▸ Given data:
....

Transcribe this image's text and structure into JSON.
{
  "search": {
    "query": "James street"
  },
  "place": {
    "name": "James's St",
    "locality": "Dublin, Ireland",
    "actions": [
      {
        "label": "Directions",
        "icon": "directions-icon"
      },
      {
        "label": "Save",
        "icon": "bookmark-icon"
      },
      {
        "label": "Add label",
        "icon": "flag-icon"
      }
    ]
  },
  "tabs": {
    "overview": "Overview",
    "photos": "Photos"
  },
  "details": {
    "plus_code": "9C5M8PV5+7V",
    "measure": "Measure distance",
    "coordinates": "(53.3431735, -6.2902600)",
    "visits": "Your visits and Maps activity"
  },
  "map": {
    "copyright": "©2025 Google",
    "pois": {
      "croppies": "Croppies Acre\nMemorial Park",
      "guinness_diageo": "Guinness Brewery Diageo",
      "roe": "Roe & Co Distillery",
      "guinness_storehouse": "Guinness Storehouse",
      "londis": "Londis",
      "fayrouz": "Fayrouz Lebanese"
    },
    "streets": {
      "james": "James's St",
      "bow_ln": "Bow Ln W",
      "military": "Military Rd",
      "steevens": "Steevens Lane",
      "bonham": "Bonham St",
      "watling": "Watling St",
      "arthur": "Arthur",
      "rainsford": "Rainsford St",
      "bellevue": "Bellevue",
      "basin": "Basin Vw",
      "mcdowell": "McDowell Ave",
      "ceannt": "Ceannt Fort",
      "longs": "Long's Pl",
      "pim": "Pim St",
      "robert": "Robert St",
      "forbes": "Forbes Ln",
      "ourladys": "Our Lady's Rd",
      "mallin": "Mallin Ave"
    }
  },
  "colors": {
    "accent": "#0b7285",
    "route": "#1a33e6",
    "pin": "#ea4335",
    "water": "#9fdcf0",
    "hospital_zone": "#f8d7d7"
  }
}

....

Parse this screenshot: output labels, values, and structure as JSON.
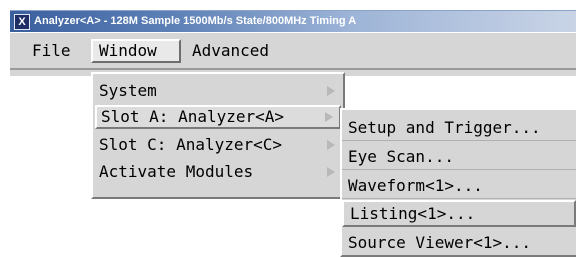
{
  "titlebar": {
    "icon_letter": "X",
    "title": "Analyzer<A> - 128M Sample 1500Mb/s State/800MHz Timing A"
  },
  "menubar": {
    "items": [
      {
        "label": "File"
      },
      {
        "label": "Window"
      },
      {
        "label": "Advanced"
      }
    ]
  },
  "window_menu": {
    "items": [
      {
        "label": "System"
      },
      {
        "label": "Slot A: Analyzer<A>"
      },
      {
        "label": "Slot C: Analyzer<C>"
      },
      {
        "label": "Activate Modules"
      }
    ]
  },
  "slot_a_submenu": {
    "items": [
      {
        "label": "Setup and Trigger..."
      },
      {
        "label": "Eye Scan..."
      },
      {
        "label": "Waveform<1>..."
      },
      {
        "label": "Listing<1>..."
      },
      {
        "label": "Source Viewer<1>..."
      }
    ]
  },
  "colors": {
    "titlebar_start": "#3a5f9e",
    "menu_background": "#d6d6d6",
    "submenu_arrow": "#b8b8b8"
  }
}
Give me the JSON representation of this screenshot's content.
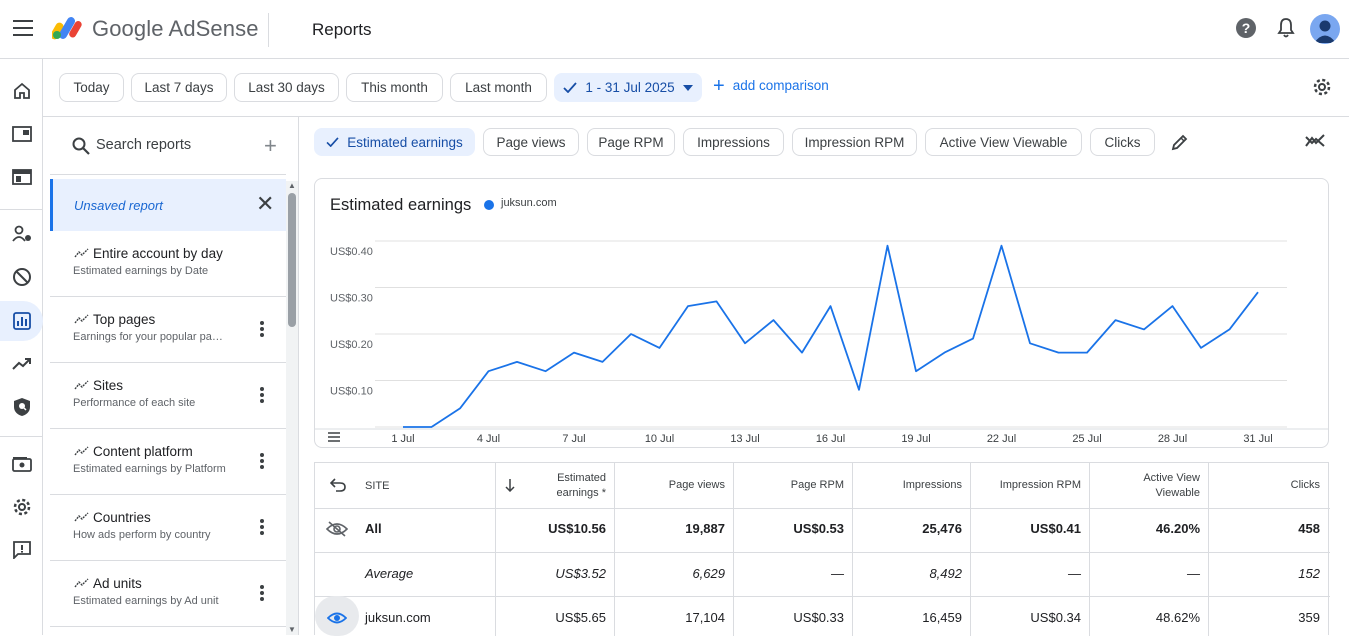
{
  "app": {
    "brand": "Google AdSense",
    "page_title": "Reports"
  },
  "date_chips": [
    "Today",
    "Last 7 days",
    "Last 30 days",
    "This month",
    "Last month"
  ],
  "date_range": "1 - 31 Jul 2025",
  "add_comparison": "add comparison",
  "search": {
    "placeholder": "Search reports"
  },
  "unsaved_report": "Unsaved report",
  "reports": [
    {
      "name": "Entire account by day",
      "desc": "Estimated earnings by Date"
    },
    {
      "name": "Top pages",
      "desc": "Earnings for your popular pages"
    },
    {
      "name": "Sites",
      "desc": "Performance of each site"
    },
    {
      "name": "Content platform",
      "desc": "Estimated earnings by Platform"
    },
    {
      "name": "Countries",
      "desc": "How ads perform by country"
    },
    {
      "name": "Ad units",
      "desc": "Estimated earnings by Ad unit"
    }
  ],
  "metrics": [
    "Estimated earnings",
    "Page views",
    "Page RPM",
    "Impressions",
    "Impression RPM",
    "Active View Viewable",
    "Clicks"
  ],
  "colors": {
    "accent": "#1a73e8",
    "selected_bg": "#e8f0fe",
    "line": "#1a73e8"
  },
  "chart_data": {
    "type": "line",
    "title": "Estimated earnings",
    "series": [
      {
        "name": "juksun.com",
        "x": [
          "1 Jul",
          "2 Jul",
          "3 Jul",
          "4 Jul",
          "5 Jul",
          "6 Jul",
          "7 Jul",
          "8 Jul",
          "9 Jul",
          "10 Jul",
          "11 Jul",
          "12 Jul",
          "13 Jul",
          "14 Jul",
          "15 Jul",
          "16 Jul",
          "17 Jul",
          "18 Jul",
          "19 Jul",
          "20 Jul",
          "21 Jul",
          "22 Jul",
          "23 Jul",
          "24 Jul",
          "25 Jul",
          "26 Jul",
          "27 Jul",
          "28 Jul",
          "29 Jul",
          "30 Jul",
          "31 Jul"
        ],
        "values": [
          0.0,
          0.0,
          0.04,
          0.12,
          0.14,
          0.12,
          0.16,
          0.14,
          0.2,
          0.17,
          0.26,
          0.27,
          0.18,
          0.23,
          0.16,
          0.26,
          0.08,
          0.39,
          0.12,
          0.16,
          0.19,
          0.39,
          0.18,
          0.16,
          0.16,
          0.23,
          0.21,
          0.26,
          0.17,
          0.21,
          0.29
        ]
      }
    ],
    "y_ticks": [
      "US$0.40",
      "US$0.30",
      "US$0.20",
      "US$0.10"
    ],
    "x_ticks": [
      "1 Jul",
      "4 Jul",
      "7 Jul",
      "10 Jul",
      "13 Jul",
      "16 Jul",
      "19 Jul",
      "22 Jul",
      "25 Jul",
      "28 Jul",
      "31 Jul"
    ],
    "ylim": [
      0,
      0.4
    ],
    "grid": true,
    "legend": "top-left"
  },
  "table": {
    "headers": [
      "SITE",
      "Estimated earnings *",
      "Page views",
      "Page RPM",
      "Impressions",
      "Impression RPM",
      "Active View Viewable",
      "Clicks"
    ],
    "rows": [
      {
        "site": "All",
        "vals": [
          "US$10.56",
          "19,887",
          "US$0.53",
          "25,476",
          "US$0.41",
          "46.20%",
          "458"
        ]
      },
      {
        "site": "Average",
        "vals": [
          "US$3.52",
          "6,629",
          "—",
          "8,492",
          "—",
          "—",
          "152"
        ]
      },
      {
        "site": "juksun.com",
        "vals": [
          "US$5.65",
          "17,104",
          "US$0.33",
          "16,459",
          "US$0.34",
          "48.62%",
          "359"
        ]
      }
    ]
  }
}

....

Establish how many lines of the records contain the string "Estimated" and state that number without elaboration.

▸ The completed task:
6